Unfortunately, as he pointed out in the lecture, the clinical oncologist by the 1970s was well aware that tumour growth was a reflection of a number of variables such as histological type, intrinsic growth rate and tumour host relationships. This meant that there would always be inherent weaknesses in any system classification that varied according mainly to anatomical site. He went on to describe how even in an organ such as the larynx, there are ill-defined and debatable anatomical sites. Evaluating the tumour with complete accuracy in the larynx often involved two-dimensional evaluation of a three-dimensional disease and whilst the TNM system of classification had been widely accepted as the standard method for reporting cancer it ignored the biological behaviour of the tumour. It did have the advantage of being widely used to allow some comparison of equivalent groups of patients. He pointed out that the TNM system was primarily dependent on the clinical expertise and integrity of the reporting clinician and was also controversial when individual institutions designed other systems of classification to suit their specific needs.

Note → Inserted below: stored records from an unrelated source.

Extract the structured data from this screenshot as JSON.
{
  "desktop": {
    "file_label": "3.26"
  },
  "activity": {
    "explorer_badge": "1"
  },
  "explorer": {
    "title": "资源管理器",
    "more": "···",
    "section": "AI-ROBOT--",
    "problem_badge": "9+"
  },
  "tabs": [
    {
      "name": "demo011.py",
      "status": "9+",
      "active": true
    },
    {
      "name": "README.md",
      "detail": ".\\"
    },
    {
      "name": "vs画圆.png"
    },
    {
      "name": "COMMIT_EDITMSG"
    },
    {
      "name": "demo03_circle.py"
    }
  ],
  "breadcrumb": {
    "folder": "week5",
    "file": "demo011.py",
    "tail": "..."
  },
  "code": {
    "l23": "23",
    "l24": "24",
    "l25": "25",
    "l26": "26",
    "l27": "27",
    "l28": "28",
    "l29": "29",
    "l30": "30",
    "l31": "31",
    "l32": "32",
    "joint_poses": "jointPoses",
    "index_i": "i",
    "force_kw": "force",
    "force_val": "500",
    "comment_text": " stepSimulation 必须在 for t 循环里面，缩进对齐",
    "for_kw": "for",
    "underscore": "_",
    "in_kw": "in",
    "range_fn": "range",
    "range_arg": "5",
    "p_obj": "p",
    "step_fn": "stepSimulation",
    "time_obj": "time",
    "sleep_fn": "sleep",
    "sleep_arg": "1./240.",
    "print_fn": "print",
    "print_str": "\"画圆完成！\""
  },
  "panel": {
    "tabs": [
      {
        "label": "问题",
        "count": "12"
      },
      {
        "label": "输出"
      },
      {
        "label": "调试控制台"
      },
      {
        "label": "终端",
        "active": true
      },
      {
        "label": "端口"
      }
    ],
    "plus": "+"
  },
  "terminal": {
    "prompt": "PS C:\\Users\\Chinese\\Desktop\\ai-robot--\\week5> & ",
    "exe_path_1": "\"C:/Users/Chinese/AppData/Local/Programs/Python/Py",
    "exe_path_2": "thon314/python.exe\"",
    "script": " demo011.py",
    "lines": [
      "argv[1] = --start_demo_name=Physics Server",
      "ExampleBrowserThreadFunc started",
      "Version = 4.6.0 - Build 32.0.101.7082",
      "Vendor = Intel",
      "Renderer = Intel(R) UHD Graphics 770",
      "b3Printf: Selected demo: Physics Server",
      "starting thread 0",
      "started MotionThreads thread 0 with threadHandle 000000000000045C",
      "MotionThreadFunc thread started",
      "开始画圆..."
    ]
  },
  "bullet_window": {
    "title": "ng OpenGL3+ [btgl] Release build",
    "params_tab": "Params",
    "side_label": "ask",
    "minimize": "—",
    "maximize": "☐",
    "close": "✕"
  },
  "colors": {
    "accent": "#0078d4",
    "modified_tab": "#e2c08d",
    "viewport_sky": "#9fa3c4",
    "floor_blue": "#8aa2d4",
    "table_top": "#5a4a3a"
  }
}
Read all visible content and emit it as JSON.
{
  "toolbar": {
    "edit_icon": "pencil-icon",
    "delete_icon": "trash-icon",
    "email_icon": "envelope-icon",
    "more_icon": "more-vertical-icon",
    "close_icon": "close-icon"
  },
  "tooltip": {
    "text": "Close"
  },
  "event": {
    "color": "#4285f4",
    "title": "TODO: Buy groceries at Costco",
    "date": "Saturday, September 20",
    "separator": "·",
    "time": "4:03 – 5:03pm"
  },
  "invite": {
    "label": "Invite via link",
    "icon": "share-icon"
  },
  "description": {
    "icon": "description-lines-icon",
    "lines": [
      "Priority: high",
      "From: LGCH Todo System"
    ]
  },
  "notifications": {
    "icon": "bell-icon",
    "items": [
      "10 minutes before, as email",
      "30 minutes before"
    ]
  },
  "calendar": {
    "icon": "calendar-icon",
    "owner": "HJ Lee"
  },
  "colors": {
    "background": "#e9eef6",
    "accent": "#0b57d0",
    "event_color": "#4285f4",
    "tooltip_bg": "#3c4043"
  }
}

At the time of his lecture Harrison had carried out a comprehensive histological/pathological study with his friend, the pathologist Professor Leslie Michaels, of more than 150 whole organ serial sections of laryngectomy specimens between 1966 and 1973. This enabled him to compare errors in the clinical staging with prognosis and also carefully consider the significance of histological grading in relation to long-term cure. It was this type of detailed study and lifelong interest which gave him the ability to question the UICC system of classification for the larynx.
He went on to describe the difficulty of agreeing as to exactly what the dimensions of the vocal cord are and the significance of this definition in relation to the upper limits of the subglottic larynx and important factors such as the prognosis for subglottic extension of glottic carcinoma. Additionally, the difficulties of determining where the ventricle becomes the vocal cord and the saccule remains supra-glottis. These fine anatomical points were accompanied by a series of beautiful sections through the larynx showing cancers involving the vocal cord and the difficulties of determining the upper and lower limits.
He briefly covered the adequate assessment of the macroscopic extent of the neoplasm with the modern radiological techniques that were available at the time, such as contrast laryngography and tomography. It’s interesting to note that in 1974 he was doubtful if the newly proposed computerised axial tomography (CT scan) would offer additional information! He concluded this section of the lecture by stating that even using all modalities in the best centres there remained a discrepancy between clinical and radiological findings and the true extent of the tumour when examined after laryngectomy. He went on to briefly discuss the evaluation of regional and systemic metastases, describing the difficulties of the day in assessing whether lymph nodes contained tumour and the difficulty of knowing the true incidence of distant metastasis in laryngeal cancer, particularly as the number of autopsies being performed was declining even in the 1970s. Finally, he discussed the variability of histological grading and how its absence from any system classification seriously weakens the value and validity of the system. In conclusion, Sir Donald pointed out that all classifications are compromises, at best they encouraged careful recording of clinical and radiological impressions, but they were far from infallible and their obvious intrinsic weaknesses must be recognised and eventually overcome. Indeed, despite the tremendous advances in radiology and the moderate modern evaluation of malignancy we still do not have an excellent classification system.